Your assignment: The answer must be the full listing, repeated word for word.

Records to use:
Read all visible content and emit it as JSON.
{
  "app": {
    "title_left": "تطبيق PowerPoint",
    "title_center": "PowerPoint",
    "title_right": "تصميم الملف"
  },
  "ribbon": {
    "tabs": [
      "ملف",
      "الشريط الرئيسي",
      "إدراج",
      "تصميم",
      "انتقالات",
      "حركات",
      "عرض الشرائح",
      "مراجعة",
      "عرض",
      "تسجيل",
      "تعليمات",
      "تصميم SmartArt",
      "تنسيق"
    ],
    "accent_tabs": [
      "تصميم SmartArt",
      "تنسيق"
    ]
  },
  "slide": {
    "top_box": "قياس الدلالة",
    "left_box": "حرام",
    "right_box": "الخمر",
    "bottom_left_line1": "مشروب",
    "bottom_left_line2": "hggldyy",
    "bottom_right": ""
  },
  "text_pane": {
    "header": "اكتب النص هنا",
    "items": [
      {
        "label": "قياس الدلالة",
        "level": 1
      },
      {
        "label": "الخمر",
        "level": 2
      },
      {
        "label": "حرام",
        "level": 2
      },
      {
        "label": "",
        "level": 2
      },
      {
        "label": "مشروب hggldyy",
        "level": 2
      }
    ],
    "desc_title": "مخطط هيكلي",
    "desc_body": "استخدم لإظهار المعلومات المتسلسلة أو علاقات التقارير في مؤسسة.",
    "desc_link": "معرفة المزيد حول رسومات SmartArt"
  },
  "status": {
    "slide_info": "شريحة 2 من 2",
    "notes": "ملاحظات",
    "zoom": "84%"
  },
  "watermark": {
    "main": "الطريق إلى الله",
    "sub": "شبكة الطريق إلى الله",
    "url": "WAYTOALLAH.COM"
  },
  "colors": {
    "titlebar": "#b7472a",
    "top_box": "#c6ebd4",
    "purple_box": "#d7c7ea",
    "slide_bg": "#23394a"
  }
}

Answer box:
Read all visible content and emit it as JSON.
{
  "app": {
    "title_left": "تطبيق PowerPoint",
    "title_center": "PowerPoint",
    "title_right": "تصميم الملف"
  },
  "ribbon": {
    "tabs": [
      "ملف",
      "الشريط الرئيسي",
      "إدراج",
      "تصميم",
      "انتقالات",
      "حركات",
      "عرض الشرائح",
      "مراجعة",
      "عرض",
      "تسجيل",
      "تعليمات",
      "تصميم SmartArt",
      "تنسيق"
    ],
    "accent_tabs": [
      "تصميم SmartArt",
      "تنسيق"
    ]
  },
  "slide": {
    "top_box": "قياس الدلالة",
    "left_box": "حرام",
    "right_box": "الخمر",
    "bottom_left_line1": "مشروب",
    "bottom_left_line2": "hggldyy",
    "bottom_right": ""
  },
  "text_pane": {
    "header": "اكتب النص هنا",
    "items": [
      {
        "label": "قياس الدلالة",
        "level": 1
      },
      {
        "label": "الخمر",
        "level": 2
      },
      {
        "label": "حرام",
        "level": 2
      },
      {
        "label": "",
        "level": 2
      },
      {
        "label": "مشروب hggldyy",
        "level": 2
      }
    ],
    "desc_title": "مخطط هيكلي",
    "desc_body": "استخدم لإظهار المعلومات المتسلسلة أو علاقات التقارير في مؤسسة.",
    "desc_link": "معرفة المزيد حول رسومات SmartArt"
  },
  "status": {
    "slide_info": "شريحة 2 من 2",
    "notes": "ملاحظات",
    "zoom": "84%"
  },
  "watermark": {
    "main": "الطريق إلى الله",
    "sub": "شبكة الطريق إلى الله",
    "url": "WAYTOALLAH.COM"
  },
  "colors": {
    "titlebar": "#b7472a",
    "top_box": "#c6ebd4",
    "purple_box": "#d7c7ea",
    "slide_bg": "#23394a"
  }
}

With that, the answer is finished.